  • genome amplification;
  • genotyping;
  • HLA;
  • MICA;
  • microsatellite
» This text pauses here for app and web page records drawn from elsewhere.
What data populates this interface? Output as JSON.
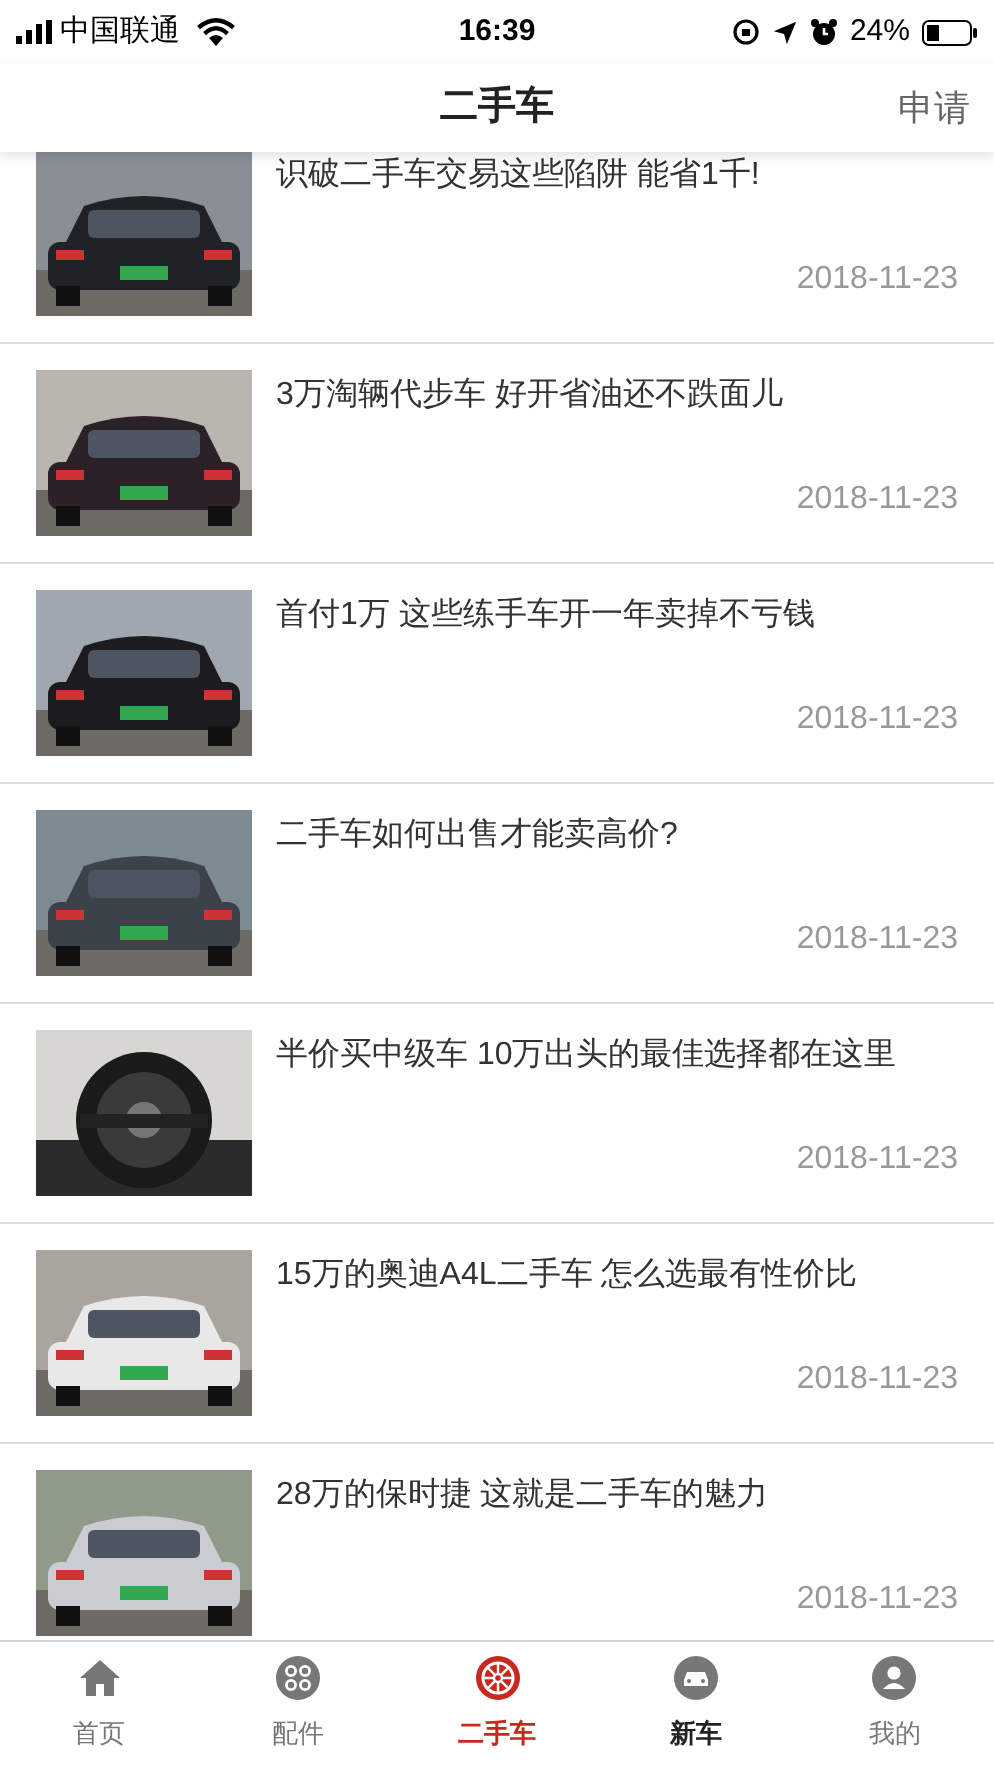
{
  "status_bar": {
    "carrier": "中国联通",
    "time": "16:39",
    "battery": "24%"
  },
  "header": {
    "title": "二手车",
    "action": "申请"
  },
  "articles": [
    {
      "title": "识破二手车交易这些陷阱 能省1千!",
      "date": "2018-11-23"
    },
    {
      "title": "3万淘辆代步车 好开省油还不跌面儿",
      "date": "2018-11-23"
    },
    {
      "title": "首付1万 这些练手车开一年卖掉不亏钱",
      "date": "2018-11-23"
    },
    {
      "title": "二手车如何出售才能卖高价?",
      "date": "2018-11-23"
    },
    {
      "title": "半价买中级车 10万出头的最佳选择都在这里",
      "date": "2018-11-23"
    },
    {
      "title": "15万的奥迪A4L二手车 怎么选最有性价比",
      "date": "2018-11-23"
    },
    {
      "title": "28万的保时捷 这就是二手车的魅力",
      "date": "2018-11-23"
    }
  ],
  "tab_bar": [
    {
      "label": "首页",
      "kind": "home",
      "selected": false,
      "emphasized": false
    },
    {
      "label": "配件",
      "kind": "parts",
      "selected": false,
      "emphasized": false
    },
    {
      "label": "二手车",
      "kind": "wheel",
      "selected": true,
      "emphasized": true
    },
    {
      "label": "新车",
      "kind": "car",
      "selected": false,
      "emphasized": true
    },
    {
      "label": "我的",
      "kind": "user",
      "selected": false,
      "emphasized": false
    }
  ]
}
Abstract:  Reliable, high-resolution genotyping of human leukocyte antigen (HLA) polymorphisms is often compromised by DNA samples of suboptimal quality or limited quantity. We tested the feasibility of molecular typing for variants at HLA and neighboring loci using whole genome amplification (WGA) strategy facilitated by the Φ29 DNA polymerase. With little (5–100 ng) starting genomic DNA of varying quality and source materials, WGA was deemed successful in 167 of 169 DNA from 47 cell lines, 100 European Americans, and 22 native Africans. The Φ29-processed DNA provided adequate templates for polymerase chain reaction (PCR)-based analyses of several HLA (A, B, C, DRB1, and DQB1) and related loci (HFE, MICA, and 10 microsatellites) in the 6p24.3–6p21.3 region, with PCR amplicons ranging from 92 to 2200 bp. Five different genotyping techniques resolved and confirmed 364 genotypes when both original and Φ29-processed DNA worked in PCRs. General population genetic analyses provided additional evidence that WGA may represent a reliable and simple approach to securing ample genomic DNA for typing HLA, MICA, and related variants.